This dictionary has VERY complete definitions of terms- sometimes so lengthy, however, that the original movements are lost. There are some illustrations at the back, but I would have liked more to show moves more completely. Rambling verbal descriptions are nice, but we're doing movement- let us see it!
Wdqpkeke ., SIT
I had this book back when I was studying for my pre-pointe tests, and it helped me learn and remember the terminology that I needed, along with my teachers. Now I am teaching a pre-pointe class, and have asked my students to purchase the book. I always keep this book in my dance bag, and pull it out every once in a while for use in teaching to give my students a thorough education. I reccomend this for all ballet dancers and all ballet teachers! It's a terrific reference.
This book helps so much! It helped me understand what i was doing in Ballet instead of just doing it! Every dancer needs one! I take it with me to dance!
OH MY WAS THIS BOOK HELPFUL! This is my 8th year dancing (5th year in ballet) and i still dono all of the ballet terms. This book was EXTREAMLY helpful. My dance teachers told us that we should get it because it is great help... and they were right.
This book corrected a lot of mistakes I was making.. It explains everything very well.. Its an awesome book and every dancer needs this to refer back to.

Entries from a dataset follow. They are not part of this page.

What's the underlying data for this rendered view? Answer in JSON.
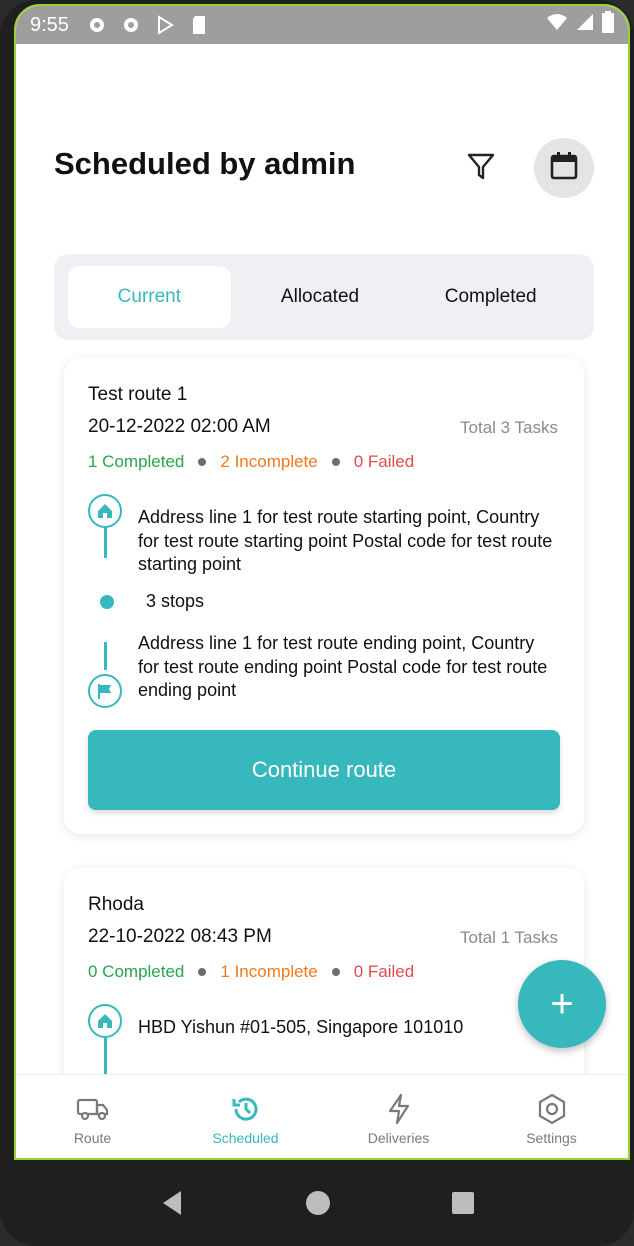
{
  "status_bar": {
    "time": "9:55",
    "icons": [
      "gear-icon",
      "gear-icon",
      "play-store-icon",
      "sd-card-icon",
      "wifi-icon",
      "signal-icon",
      "battery-icon"
    ]
  },
  "header": {
    "title": "Scheduled by admin",
    "filter_icon": "filter-icon",
    "calendar_icon": "calendar-icon"
  },
  "tabs": [
    {
      "label": "Current",
      "active": true
    },
    {
      "label": "Allocated",
      "active": false
    },
    {
      "label": "Completed",
      "active": false
    }
  ],
  "routes": [
    {
      "name": "Test route 1",
      "date": "20-12-2022 02:00 AM",
      "total_tasks": "Total 3 Tasks",
      "completed": "1 Completed",
      "incomplete": "2 Incomplete",
      "failed": "0 Failed",
      "start_address": "Address line 1 for test route starting point, Country for test route starting point Postal code for test route starting point",
      "stops": "3 stops",
      "end_address": "Address line 1 for test route ending point, Country for test route ending point Postal code for test route ending point",
      "action_label": "Continue route"
    },
    {
      "name": "Rhoda",
      "date": "22-10-2022 08:43 PM",
      "total_tasks": "Total 1 Tasks",
      "completed": "0 Completed",
      "incomplete": "1 Incomplete",
      "failed": "0 Failed",
      "start_address": "HBD Yishun #01-505, Singapore 101010"
    }
  ],
  "fab": {
    "label": "+"
  },
  "bottom_nav": [
    {
      "label": "Route",
      "icon": "truck-icon",
      "active": false
    },
    {
      "label": "Scheduled",
      "icon": "history-icon",
      "active": true
    },
    {
      "label": "Deliveries",
      "icon": "lightning-icon",
      "active": false
    },
    {
      "label": "Settings",
      "icon": "settings-hexagon-icon",
      "active": false
    }
  ],
  "colors": {
    "accent": "#36b8bd",
    "completed": "#27a64a",
    "incomplete": "#f07a1a",
    "failed": "#e24b4b"
  }
}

This book is really helpful to dancers. It helped me studio for my exams at Chicago Association of Dance Masters, and Southern Association of Dance Masters!dancers definetly need to get one!